* [Aim of the exercise] Please copy all of the entries exactly, but drop every picture.

[Website and app data records]
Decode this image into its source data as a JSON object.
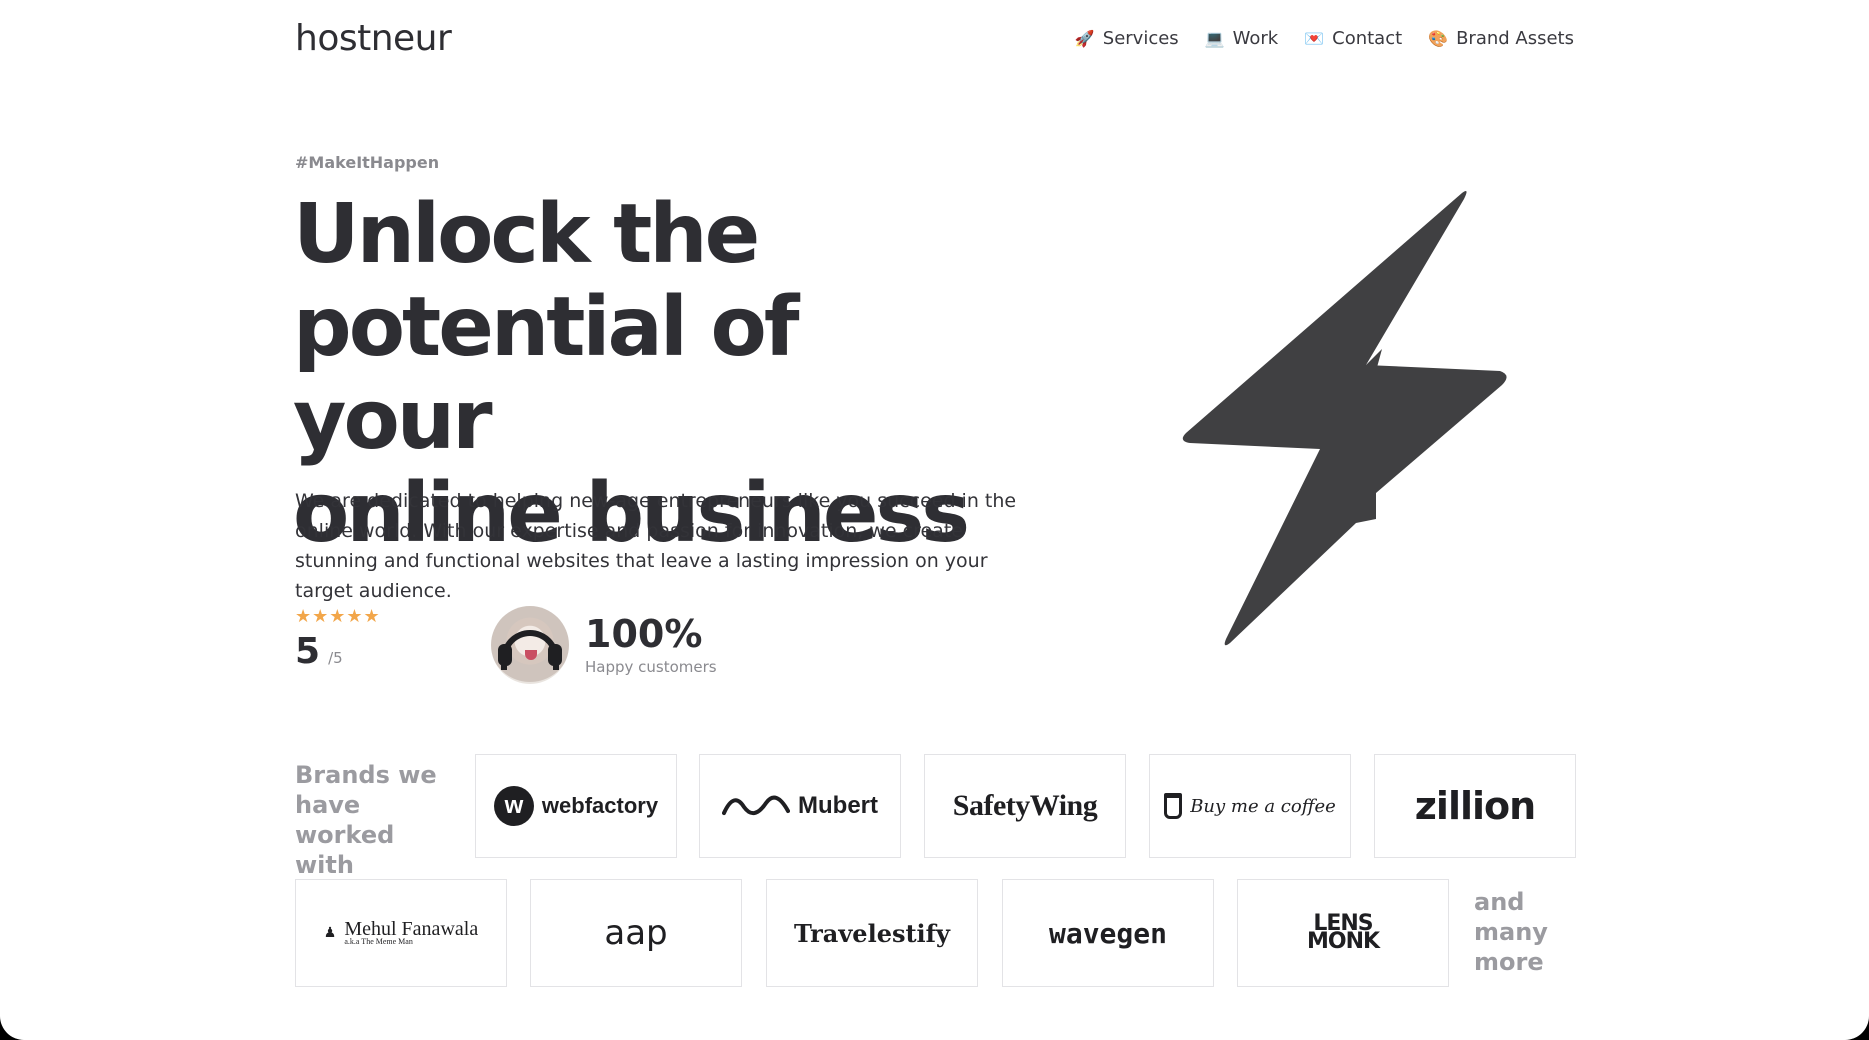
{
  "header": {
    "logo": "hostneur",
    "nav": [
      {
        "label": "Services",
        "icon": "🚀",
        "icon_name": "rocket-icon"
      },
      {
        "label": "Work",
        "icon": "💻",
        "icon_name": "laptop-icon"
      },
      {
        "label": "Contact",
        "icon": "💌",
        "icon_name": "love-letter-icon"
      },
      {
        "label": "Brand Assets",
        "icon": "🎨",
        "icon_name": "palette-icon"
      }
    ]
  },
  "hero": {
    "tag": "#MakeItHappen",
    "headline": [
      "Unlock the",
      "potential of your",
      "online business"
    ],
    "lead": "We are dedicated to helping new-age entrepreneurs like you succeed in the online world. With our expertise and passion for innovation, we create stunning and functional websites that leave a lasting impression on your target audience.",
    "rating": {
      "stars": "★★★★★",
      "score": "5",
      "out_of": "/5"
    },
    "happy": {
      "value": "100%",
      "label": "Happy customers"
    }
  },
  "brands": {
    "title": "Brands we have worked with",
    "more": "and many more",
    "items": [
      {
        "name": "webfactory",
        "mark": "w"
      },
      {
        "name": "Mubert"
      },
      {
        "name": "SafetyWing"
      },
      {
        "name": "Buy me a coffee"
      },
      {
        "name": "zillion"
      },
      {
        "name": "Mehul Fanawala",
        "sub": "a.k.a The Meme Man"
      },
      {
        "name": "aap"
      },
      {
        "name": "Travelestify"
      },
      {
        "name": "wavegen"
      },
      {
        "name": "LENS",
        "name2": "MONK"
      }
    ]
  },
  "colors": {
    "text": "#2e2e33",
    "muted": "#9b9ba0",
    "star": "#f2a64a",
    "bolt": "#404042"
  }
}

* [Solution for this task]
Decode this image into its source data as a JSON object.
{
  "header": {
    "logo": "hostneur",
    "nav": [
      {
        "label": "Services",
        "icon": "🚀",
        "icon_name": "rocket-icon"
      },
      {
        "label": "Work",
        "icon": "💻",
        "icon_name": "laptop-icon"
      },
      {
        "label": "Contact",
        "icon": "💌",
        "icon_name": "love-letter-icon"
      },
      {
        "label": "Brand Assets",
        "icon": "🎨",
        "icon_name": "palette-icon"
      }
    ]
  },
  "hero": {
    "tag": "#MakeItHappen",
    "headline": [
      "Unlock the",
      "potential of your",
      "online business"
    ],
    "lead": "We are dedicated to helping new-age entrepreneurs like you succeed in the online world. With our expertise and passion for innovation, we create stunning and functional websites that leave a lasting impression on your target audience.",
    "rating": {
      "stars": "★★★★★",
      "score": "5",
      "out_of": "/5"
    },
    "happy": {
      "value": "100%",
      "label": "Happy customers"
    }
  },
  "brands": {
    "title": "Brands we have worked with",
    "more": "and many more",
    "items": [
      {
        "name": "webfactory",
        "mark": "w"
      },
      {
        "name": "Mubert"
      },
      {
        "name": "SafetyWing"
      },
      {
        "name": "Buy me a coffee"
      },
      {
        "name": "zillion"
      },
      {
        "name": "Mehul Fanawala",
        "sub": "a.k.a The Meme Man"
      },
      {
        "name": "aap"
      },
      {
        "name": "Travelestify"
      },
      {
        "name": "wavegen"
      },
      {
        "name": "LENS",
        "name2": "MONK"
      }
    ]
  },
  "colors": {
    "text": "#2e2e33",
    "muted": "#9b9ba0",
    "star": "#f2a64a",
    "bolt": "#404042"
  }
}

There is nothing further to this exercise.